To close their 1996 "Metropolis" concert season, the Melbourne Symphony Orchestra asked me to create a musical event that incorporated elements of Fritz Lang's classic silent film. The film details a massive city of the future ruled by an elite master-class but fuelled by the down-trodden and mistreated Workers living deep beneath the surface. By eliminating all reference to the 'rulers' and with some ruthless editing, I was able to reduce the two hour original to an 11 minute film that is Metropolis seen solely "from the Workers' viewpoint".
Just as in the original, events in the Workers' lives occur without much logic or consistency, and when they revolt against their tyrannical oppression the result seems even more mindless and destructive for not seeing the brutality which has caused it.
Having devised the film edit "on paper", I then wrote music to accompany the theoretical scenario.

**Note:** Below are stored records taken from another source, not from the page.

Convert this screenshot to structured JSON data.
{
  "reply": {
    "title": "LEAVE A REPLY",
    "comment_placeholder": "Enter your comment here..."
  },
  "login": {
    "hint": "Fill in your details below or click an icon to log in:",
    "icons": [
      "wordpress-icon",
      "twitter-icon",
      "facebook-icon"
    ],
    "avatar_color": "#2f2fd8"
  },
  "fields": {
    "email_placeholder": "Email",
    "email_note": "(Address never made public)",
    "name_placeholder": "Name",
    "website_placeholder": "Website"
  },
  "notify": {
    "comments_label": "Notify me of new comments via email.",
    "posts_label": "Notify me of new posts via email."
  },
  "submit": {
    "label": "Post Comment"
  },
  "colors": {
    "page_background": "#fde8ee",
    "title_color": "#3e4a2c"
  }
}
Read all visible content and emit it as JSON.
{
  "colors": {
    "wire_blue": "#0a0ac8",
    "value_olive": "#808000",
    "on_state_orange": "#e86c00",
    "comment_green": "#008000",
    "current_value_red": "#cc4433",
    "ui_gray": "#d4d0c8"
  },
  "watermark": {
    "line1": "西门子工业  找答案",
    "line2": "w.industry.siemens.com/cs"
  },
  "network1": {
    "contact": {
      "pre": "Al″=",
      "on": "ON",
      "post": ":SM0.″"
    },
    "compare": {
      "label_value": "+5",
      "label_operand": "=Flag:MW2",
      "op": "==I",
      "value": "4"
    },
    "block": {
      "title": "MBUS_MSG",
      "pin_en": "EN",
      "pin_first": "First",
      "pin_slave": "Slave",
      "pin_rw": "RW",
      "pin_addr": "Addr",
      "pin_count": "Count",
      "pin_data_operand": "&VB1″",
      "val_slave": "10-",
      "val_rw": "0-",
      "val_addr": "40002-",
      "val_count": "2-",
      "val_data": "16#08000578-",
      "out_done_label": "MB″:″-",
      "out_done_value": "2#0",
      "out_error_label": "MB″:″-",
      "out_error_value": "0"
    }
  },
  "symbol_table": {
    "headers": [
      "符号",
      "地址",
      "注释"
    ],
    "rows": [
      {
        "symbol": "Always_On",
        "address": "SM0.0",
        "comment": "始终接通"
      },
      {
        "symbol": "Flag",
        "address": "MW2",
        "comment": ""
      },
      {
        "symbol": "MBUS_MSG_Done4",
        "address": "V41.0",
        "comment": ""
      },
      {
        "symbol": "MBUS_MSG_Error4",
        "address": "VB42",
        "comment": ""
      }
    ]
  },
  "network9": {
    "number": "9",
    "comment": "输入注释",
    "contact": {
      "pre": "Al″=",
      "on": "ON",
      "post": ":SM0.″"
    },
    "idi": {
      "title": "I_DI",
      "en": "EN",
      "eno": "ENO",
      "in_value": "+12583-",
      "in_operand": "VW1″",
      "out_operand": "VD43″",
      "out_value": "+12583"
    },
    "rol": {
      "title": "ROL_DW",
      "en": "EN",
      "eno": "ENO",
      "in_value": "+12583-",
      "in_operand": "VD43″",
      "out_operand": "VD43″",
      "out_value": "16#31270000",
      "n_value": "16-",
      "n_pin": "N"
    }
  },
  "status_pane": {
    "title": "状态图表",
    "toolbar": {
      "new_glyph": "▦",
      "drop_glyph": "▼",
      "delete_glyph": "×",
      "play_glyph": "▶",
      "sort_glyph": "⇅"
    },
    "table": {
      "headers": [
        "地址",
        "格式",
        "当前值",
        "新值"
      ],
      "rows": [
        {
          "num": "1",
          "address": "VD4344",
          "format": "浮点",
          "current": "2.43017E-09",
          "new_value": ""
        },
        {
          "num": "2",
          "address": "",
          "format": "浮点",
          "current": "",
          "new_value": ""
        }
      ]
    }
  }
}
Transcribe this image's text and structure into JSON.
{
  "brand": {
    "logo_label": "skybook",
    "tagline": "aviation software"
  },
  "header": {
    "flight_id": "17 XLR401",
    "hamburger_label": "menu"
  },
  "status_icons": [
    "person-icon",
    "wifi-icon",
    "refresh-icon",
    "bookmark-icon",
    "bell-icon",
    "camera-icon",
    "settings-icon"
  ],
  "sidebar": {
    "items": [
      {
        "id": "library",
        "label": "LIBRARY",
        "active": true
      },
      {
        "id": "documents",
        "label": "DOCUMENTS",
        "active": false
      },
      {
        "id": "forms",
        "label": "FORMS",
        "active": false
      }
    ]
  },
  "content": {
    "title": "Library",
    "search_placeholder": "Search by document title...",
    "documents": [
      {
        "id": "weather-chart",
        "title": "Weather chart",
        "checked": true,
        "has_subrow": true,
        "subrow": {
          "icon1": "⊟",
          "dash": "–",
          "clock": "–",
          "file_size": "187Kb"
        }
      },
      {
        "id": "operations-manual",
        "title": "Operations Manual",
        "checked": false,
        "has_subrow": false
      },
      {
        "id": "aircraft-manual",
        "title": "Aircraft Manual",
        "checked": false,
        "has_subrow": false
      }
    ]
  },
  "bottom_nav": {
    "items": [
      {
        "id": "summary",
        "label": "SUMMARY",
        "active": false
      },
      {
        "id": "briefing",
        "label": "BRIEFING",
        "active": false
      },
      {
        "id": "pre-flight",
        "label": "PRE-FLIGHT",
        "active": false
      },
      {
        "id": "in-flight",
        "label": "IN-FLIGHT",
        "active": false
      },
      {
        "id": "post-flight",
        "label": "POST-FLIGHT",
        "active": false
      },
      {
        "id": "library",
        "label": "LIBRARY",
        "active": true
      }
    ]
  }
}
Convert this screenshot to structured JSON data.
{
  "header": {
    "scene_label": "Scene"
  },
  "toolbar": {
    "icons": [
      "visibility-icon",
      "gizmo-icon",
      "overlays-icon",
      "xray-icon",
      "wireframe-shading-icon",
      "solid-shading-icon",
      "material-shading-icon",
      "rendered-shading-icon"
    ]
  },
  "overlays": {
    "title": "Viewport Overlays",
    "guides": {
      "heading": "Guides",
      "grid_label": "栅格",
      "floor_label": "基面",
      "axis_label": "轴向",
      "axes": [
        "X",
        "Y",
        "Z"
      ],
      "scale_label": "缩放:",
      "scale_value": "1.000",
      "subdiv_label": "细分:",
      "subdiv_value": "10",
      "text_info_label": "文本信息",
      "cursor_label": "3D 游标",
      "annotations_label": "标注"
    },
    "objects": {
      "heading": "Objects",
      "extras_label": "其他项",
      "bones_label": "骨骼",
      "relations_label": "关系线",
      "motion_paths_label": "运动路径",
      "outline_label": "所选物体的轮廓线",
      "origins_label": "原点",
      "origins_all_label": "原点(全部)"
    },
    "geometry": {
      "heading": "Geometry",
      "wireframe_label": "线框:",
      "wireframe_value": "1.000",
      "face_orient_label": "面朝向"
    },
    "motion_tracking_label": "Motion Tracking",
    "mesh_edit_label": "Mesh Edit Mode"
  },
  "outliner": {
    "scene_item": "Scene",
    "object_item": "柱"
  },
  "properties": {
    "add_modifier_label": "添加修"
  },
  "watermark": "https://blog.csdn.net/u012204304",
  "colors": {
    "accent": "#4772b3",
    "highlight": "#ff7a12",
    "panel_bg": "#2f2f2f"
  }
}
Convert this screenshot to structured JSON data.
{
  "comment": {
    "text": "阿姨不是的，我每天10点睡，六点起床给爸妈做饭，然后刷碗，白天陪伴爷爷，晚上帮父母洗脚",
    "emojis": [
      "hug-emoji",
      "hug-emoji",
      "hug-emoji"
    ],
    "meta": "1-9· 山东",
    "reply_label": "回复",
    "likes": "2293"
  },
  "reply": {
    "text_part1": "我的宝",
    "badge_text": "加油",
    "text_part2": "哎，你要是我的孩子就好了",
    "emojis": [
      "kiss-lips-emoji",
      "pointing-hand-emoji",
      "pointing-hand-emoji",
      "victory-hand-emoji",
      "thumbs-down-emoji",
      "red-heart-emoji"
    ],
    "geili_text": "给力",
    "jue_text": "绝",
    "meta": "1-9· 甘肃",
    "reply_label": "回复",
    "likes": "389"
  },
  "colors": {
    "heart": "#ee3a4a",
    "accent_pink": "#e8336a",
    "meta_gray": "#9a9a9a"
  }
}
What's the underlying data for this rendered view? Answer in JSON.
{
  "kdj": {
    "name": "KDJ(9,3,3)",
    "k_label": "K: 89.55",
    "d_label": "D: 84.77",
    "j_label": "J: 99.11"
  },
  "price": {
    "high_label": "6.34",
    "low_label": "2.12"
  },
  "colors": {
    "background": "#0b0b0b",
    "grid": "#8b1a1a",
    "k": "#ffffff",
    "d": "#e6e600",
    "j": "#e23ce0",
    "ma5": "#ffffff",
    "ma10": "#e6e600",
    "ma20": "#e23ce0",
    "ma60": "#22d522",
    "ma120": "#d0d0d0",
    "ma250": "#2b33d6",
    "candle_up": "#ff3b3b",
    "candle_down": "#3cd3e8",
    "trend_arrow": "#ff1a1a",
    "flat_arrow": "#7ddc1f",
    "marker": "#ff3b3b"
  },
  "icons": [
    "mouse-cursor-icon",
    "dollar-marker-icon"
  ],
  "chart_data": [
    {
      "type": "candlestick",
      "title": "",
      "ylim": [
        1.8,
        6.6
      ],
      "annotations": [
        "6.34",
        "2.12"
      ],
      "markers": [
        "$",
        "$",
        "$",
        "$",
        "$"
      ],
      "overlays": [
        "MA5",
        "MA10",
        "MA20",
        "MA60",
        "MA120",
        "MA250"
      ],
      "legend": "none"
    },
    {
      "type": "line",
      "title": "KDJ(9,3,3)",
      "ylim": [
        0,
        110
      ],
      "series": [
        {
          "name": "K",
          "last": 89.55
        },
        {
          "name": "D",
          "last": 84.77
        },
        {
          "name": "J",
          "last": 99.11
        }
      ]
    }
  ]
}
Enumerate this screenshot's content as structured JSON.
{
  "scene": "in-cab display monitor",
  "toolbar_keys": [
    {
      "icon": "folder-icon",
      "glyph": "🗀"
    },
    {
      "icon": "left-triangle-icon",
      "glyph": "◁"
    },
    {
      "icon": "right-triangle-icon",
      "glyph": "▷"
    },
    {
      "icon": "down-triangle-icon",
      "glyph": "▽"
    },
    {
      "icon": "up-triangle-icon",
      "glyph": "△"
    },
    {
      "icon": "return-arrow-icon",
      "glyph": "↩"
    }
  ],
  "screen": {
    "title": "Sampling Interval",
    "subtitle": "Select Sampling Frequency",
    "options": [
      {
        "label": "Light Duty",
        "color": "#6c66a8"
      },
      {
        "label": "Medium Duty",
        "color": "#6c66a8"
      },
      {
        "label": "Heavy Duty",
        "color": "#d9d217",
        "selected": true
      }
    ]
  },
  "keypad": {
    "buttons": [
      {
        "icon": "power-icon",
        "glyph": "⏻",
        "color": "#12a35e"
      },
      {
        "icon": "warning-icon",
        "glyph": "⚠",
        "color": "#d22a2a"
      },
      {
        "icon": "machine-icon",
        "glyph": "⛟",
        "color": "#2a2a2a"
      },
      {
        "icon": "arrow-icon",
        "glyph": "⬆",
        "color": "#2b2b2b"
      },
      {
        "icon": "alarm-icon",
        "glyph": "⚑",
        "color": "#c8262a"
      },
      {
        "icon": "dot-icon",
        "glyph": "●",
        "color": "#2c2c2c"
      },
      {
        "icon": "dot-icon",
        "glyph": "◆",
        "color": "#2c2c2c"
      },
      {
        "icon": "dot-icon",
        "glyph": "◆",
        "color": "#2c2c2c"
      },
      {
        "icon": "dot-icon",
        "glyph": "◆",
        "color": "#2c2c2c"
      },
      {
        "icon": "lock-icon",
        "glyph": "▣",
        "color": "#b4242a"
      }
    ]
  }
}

A synthesized version of the music was then used to create the final edit, with the film being cut to match the music. A click-track was added to the film so a conductor could coordinate the orchestra to the film projected during a concert performance.
The finished work is called Descent not just because the Workers live deep beneath the city, but also because of the relentless darkness of their lives. Their one ray of light turns out to be a chimera, and the only time in their lives they rise to the surface of the city it is with the sole intention of destroying everything in their path. Although their journey is one of ascension, as they near their goal they are overtaken by the lowest human instincts of anger, hate and retribution. As their bodies rise, their spirits are in hopeless descent.
First performed by the Melbourne Symphony Orchestra conducted by David Stanhope on November 28, 1996, at the Melbourne Town Hall, Australia.